In today’s electrically-lit world, we have very little notion of exactly how dark it can be in a house without any artificial light at all.  In fact, our modern eyes have become so accustomed to bright lighting at all hours of the day and night, that we would probably have an even harder time adjusting to the candlelight of the 18th century, were we to magically time travel back to that period, than those who actually lived then.  Our ancestors were used to it, though, and had a variety of ways to make the most of the light they had after the sun went down.

Sources of light after dark were the usual suspects – candles, fires in the fireplaces, maybe the occasional oil lamp.  The best way to increase the light given off by each of these sources was reflection.  Mirrors were placed behind candlesticks and lamps to double their light, and the lamps and candlesticks themselves were usually made out of reflective polished metal.  Candelabra or girandoles, which were fixtures intended to hold multiple candles at a time, were often made of glass and decorated with quantities of hanging crystals or glass pendants, all intended to increase reflection of candlelight.

candelabrum

Candleabrum with glass pendants dating from the 19th century.

Being able to transport your source of light was also important.  Without flashlights or anything else battery-operated, people in the 18th century had to find ways to carry flame with them when they moved from room to room or left the house after dark.  Chamber sticks were candlesticks with handles on them, most commonly used to light a person’s way to bed (hence the name).  Enclosed lanterns, made either of metal punched through with holes, or glass panes, were also used both indoors and outdoors.
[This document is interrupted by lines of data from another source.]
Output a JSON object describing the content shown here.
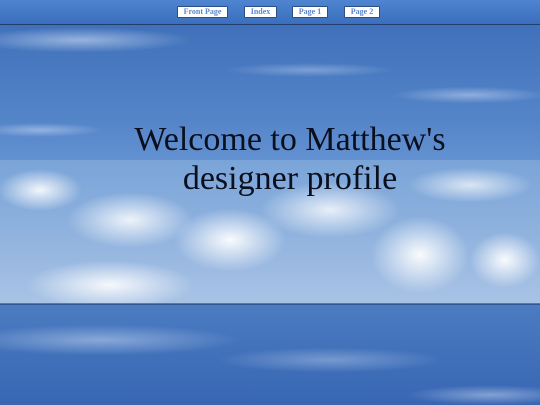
{
  "nav": {
    "items": [
      {
        "label": "Front Page"
      },
      {
        "label": "Index"
      },
      {
        "label": "Page 1"
      },
      {
        "label": "Page 2"
      }
    ]
  },
  "hero": {
    "title": "Welcome to Matthew's designer profile"
  },
  "colors": {
    "nav_bg": "#3b6fbd",
    "nav_button_text": "#5a86d0",
    "headline_text": "#0a0f1e"
  }
}
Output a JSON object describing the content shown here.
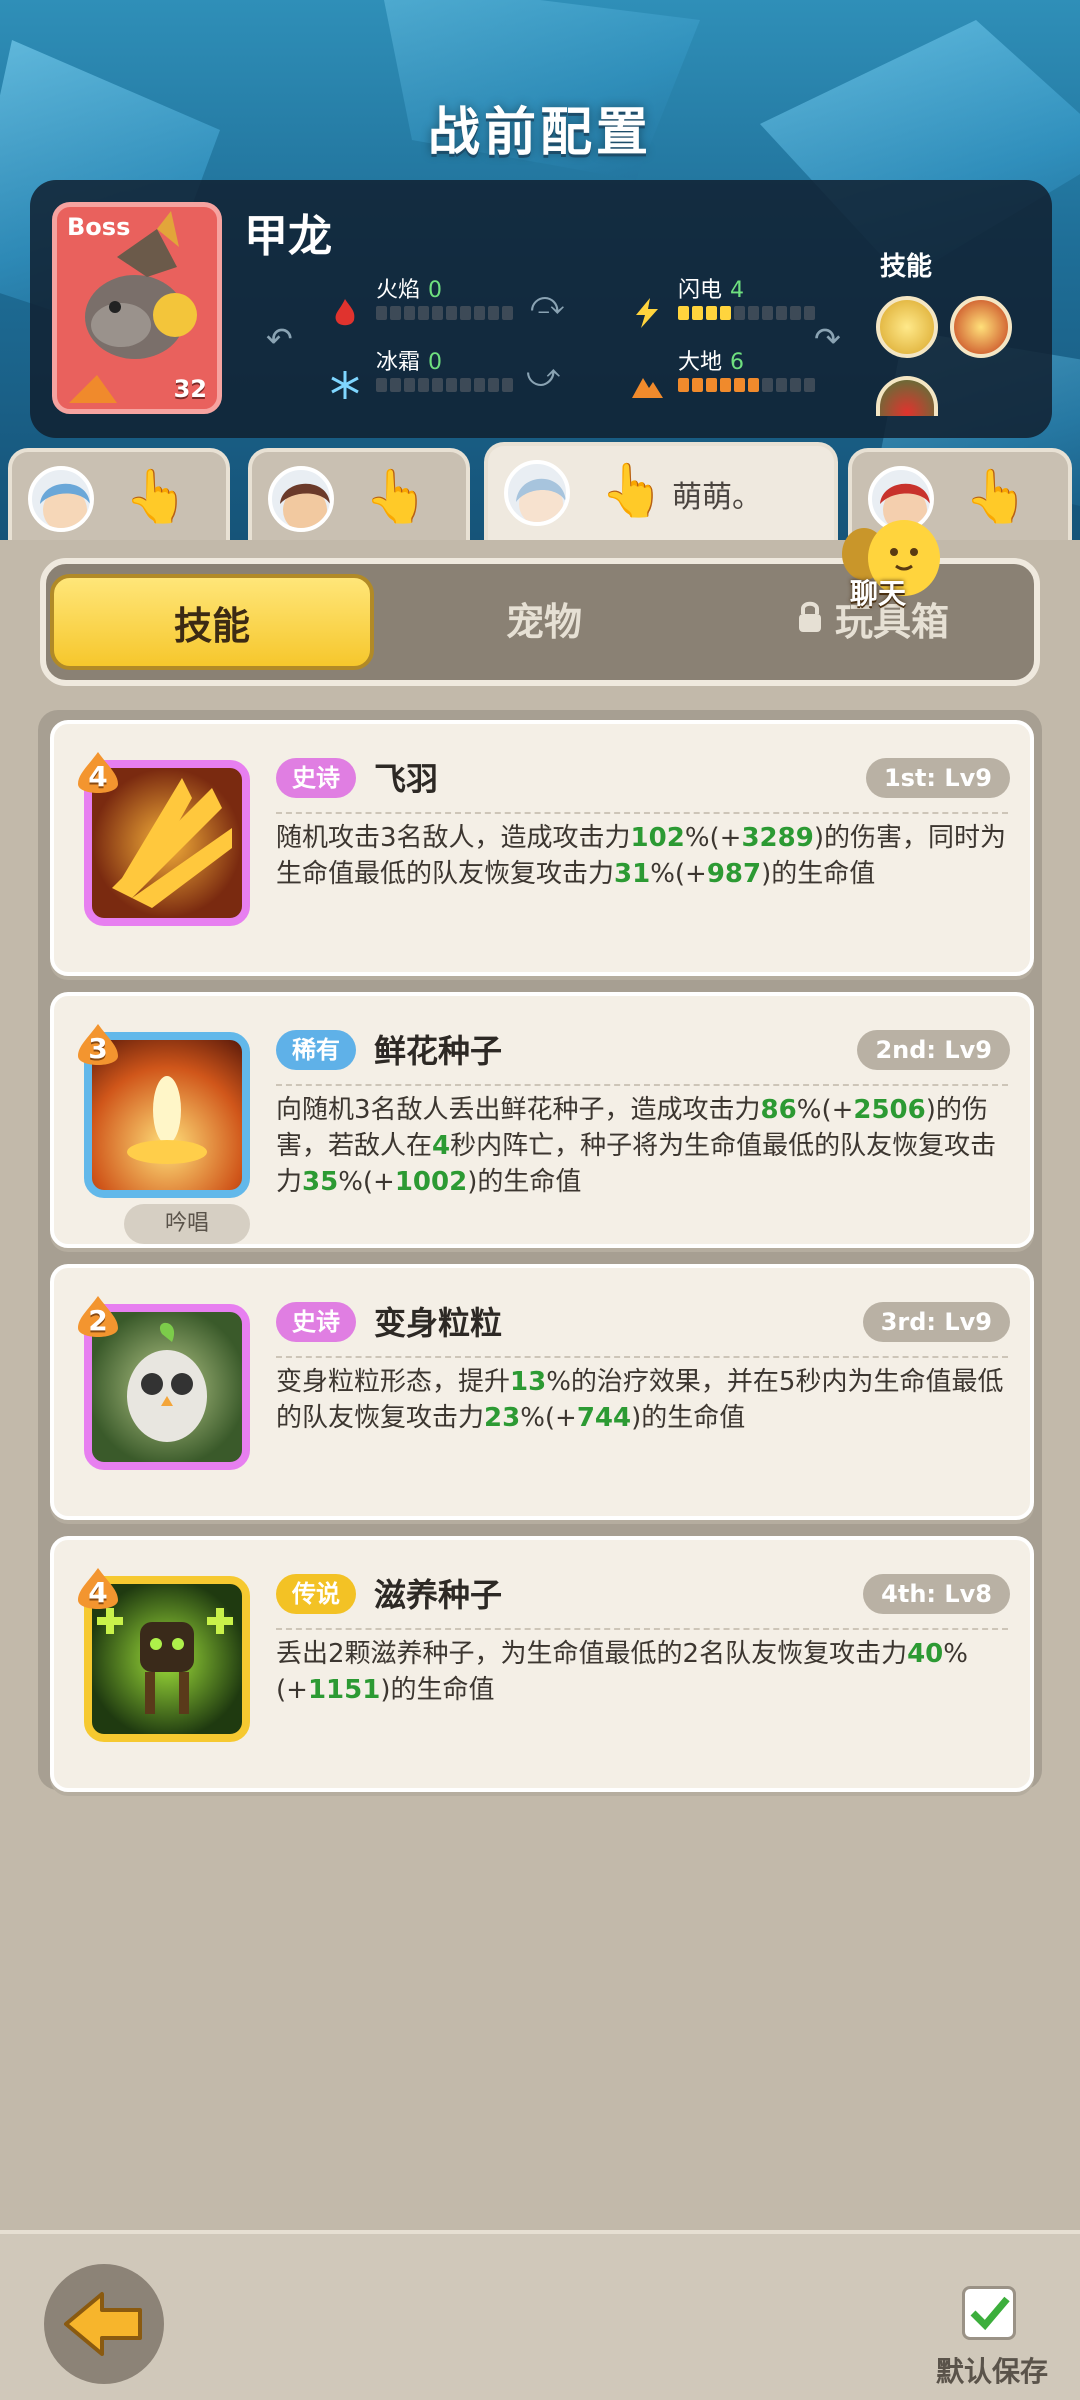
{
  "header": {
    "title": "战前配置"
  },
  "boss": {
    "tag": "Boss",
    "name": "甲龙",
    "level": "32",
    "stats": [
      {
        "label": "火焰",
        "value": "0",
        "icon": "fire-icon",
        "filled": 0
      },
      {
        "label": "闪电",
        "value": "4",
        "icon": "lightning-icon",
        "filled": 4
      },
      {
        "label": "冰霜",
        "value": "0",
        "icon": "snowflake-icon",
        "filled": 0
      },
      {
        "label": "大地",
        "value": "6",
        "icon": "earth-icon",
        "filled": 6
      }
    ],
    "skills_label": "技能"
  },
  "heroes": [
    {
      "name": "",
      "active": false
    },
    {
      "name": "",
      "active": false
    },
    {
      "name": "萌萌。",
      "active": true
    },
    {
      "name": "",
      "active": false
    }
  ],
  "tabs": {
    "skills": "技能",
    "pets": "宠物",
    "toybox": "玩具箱"
  },
  "chat": {
    "label": "聊天"
  },
  "skills": [
    {
      "level": "4",
      "rarity": "史诗",
      "name": "飞羽",
      "slot": "1st: Lv9",
      "desc_parts": [
        "随机攻击3名敌人，造成攻击力",
        "102",
        "%(+",
        "3289",
        ")的伤害，同时为生命值最低的队友恢复攻击力",
        "31",
        "%(+",
        "987",
        ")的生命值"
      ]
    },
    {
      "level": "3",
      "rarity": "稀有",
      "name": "鲜花种子",
      "slot": "2nd: Lv9",
      "tag": "吟唱",
      "desc_parts": [
        "向随机3名敌人丢出鲜花种子，造成攻击力",
        "86",
        "%(+",
        "2506",
        ")的伤害，若敌人在",
        "4",
        "秒内阵亡，种子将为生命值最低的队友恢复攻击力",
        "35",
        "%(+",
        "1002",
        ")的生命值"
      ]
    },
    {
      "level": "2",
      "rarity": "史诗",
      "name": "变身粒粒",
      "slot": "3rd: Lv9",
      "desc_parts": [
        "变身粒粒形态，提升",
        "13",
        "%的治疗效果，并在5秒内为生命值最低的队友恢复攻击力",
        "23",
        "%(+",
        "744",
        ")的生命值"
      ]
    },
    {
      "level": "4",
      "rarity": "传说",
      "name": "滋养种子",
      "slot": "4th: Lv8",
      "desc_parts": [
        "丢出2颗滋养种子，为生命值最低的2名队友恢复攻击力",
        "40",
        "%(+",
        "1151",
        ")的生命值"
      ]
    }
  ],
  "footer": {
    "save_label": "默认保存"
  },
  "colors": {
    "accent_yellow": "#f6c72c",
    "value_green": "#2c9a33",
    "epic": "#e07ee2",
    "rare": "#5fb1e8",
    "legend": "#f3c225"
  }
}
Of course, if most of your light is coming from candles, keeping those candles lit could be a challenge.  Glass shades, or what we often call “hurricanes” today, were not simply decorative in the 18th century.  They were intended to protect candles from drafts (and had the added benefit of providing another reflective surface).  The beeswax or tallow candles most commonly used in the 18th century tended to melt quickly, and so candlesticks that could automatically push the candle up as it burned were invented.  These candlesticks ensured that every last useable bit of candle was put to good use.

push-up-candlestick

Brass push-up candlestick dating from the 18th century.

There were other secrets to bringing some light into a dark night during the 18th century.  If you want to learn more about lighting, join us for Night in Washington’s Day, an evening program at George Washington’s Ferry Farm from 6:00-9:00p.m. on Saturday, November 12! For more details, visit www.kenmore.org/events

Meghan Budinger
Aldrich Director of Curatorial Operations